__Exercise requirements__:
Output the entries below exactly as written, omitting pictures.

__Study material__:
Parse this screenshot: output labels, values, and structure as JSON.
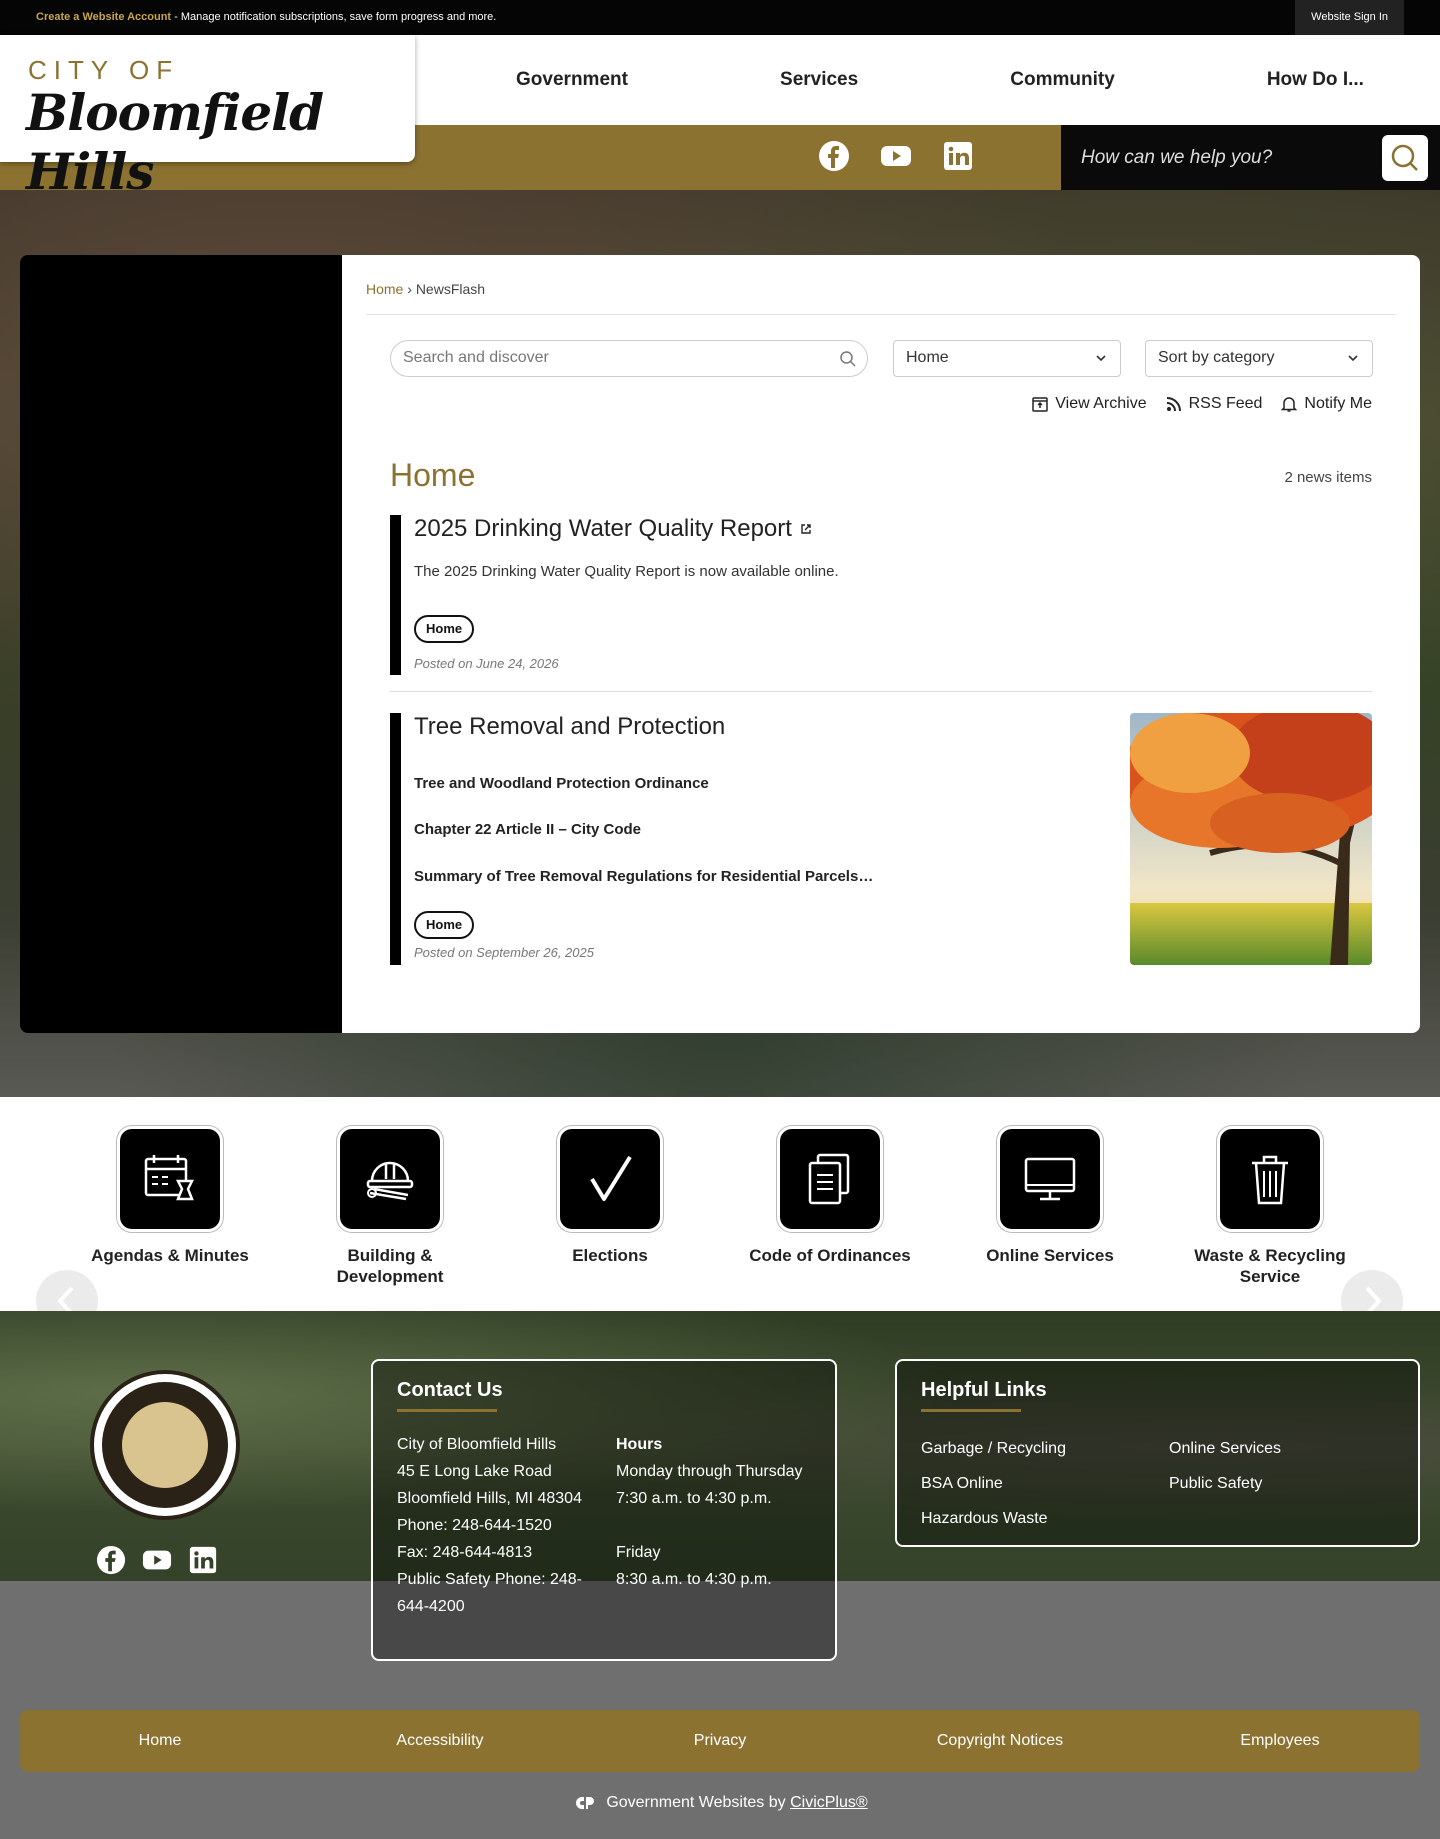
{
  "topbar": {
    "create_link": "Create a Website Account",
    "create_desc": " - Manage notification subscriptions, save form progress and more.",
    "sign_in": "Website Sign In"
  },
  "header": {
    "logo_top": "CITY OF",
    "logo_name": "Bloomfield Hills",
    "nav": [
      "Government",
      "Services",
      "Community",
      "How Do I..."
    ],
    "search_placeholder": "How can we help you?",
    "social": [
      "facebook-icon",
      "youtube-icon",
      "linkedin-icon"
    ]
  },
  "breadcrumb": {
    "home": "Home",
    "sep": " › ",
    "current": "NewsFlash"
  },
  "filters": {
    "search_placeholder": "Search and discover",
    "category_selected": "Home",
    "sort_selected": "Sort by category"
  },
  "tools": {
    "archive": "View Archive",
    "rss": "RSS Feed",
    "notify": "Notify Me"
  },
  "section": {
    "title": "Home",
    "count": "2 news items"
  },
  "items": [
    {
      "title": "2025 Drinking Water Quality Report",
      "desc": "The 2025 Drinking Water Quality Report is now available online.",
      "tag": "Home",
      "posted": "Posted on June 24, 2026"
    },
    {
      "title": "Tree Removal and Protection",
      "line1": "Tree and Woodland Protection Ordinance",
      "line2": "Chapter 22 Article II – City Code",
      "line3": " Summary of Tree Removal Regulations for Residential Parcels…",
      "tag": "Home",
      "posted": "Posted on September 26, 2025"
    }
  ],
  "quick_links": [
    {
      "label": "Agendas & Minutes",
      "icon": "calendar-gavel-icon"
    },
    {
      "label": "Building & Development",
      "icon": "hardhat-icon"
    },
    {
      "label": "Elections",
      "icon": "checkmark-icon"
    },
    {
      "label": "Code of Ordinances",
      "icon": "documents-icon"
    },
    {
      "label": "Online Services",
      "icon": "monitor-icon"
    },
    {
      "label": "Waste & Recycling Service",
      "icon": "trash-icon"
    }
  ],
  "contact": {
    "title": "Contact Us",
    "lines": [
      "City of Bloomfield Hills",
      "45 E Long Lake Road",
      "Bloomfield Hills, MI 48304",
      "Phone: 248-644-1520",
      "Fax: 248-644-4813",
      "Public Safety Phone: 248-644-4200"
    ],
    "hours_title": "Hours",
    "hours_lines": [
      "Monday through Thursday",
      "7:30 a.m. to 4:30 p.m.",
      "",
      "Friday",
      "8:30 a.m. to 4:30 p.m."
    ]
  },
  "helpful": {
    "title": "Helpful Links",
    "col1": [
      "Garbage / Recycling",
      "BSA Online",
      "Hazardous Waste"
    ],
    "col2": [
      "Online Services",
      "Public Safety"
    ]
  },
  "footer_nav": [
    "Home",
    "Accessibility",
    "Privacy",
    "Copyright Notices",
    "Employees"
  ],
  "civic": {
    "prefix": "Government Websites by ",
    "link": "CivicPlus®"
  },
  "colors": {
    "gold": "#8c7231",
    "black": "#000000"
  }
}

__Result of the task__:
Parse this screenshot: output labels, values, and structure as JSON.
{
  "topbar": {
    "create_link": "Create a Website Account",
    "create_desc": " - Manage notification subscriptions, save form progress and more.",
    "sign_in": "Website Sign In"
  },
  "header": {
    "logo_top": "CITY OF",
    "logo_name": "Bloomfield Hills",
    "nav": [
      "Government",
      "Services",
      "Community",
      "How Do I..."
    ],
    "search_placeholder": "How can we help you?",
    "social": [
      "facebook-icon",
      "youtube-icon",
      "linkedin-icon"
    ]
  },
  "breadcrumb": {
    "home": "Home",
    "sep": " › ",
    "current": "NewsFlash"
  },
  "filters": {
    "search_placeholder": "Search and discover",
    "category_selected": "Home",
    "sort_selected": "Sort by category"
  },
  "tools": {
    "archive": "View Archive",
    "rss": "RSS Feed",
    "notify": "Notify Me"
  },
  "section": {
    "title": "Home",
    "count": "2 news items"
  },
  "items": [
    {
      "title": "2025 Drinking Water Quality Report",
      "desc": "The 2025 Drinking Water Quality Report is now available online.",
      "tag": "Home",
      "posted": "Posted on June 24, 2026"
    },
    {
      "title": "Tree Removal and Protection",
      "line1": "Tree and Woodland Protection Ordinance",
      "line2": "Chapter 22 Article II – City Code",
      "line3": " Summary of Tree Removal Regulations for Residential Parcels…",
      "tag": "Home",
      "posted": "Posted on September 26, 2025"
    }
  ],
  "quick_links": [
    {
      "label": "Agendas & Minutes",
      "icon": "calendar-gavel-icon"
    },
    {
      "label": "Building & Development",
      "icon": "hardhat-icon"
    },
    {
      "label": "Elections",
      "icon": "checkmark-icon"
    },
    {
      "label": "Code of Ordinances",
      "icon": "documents-icon"
    },
    {
      "label": "Online Services",
      "icon": "monitor-icon"
    },
    {
      "label": "Waste & Recycling Service",
      "icon": "trash-icon"
    }
  ],
  "contact": {
    "title": "Contact Us",
    "lines": [
      "City of Bloomfield Hills",
      "45 E Long Lake Road",
      "Bloomfield Hills, MI 48304",
      "Phone: 248-644-1520",
      "Fax: 248-644-4813",
      "Public Safety Phone: 248-644-4200"
    ],
    "hours_title": "Hours",
    "hours_lines": [
      "Monday through Thursday",
      "7:30 a.m. to 4:30 p.m.",
      "",
      "Friday",
      "8:30 a.m. to 4:30 p.m."
    ]
  },
  "helpful": {
    "title": "Helpful Links",
    "col1": [
      "Garbage / Recycling",
      "BSA Online",
      "Hazardous Waste"
    ],
    "col2": [
      "Online Services",
      "Public Safety"
    ]
  },
  "footer_nav": [
    "Home",
    "Accessibility",
    "Privacy",
    "Copyright Notices",
    "Employees"
  ],
  "civic": {
    "prefix": "Government Websites by ",
    "link": "CivicPlus®"
  },
  "colors": {
    "gold": "#8c7231",
    "black": "#000000"
  }
}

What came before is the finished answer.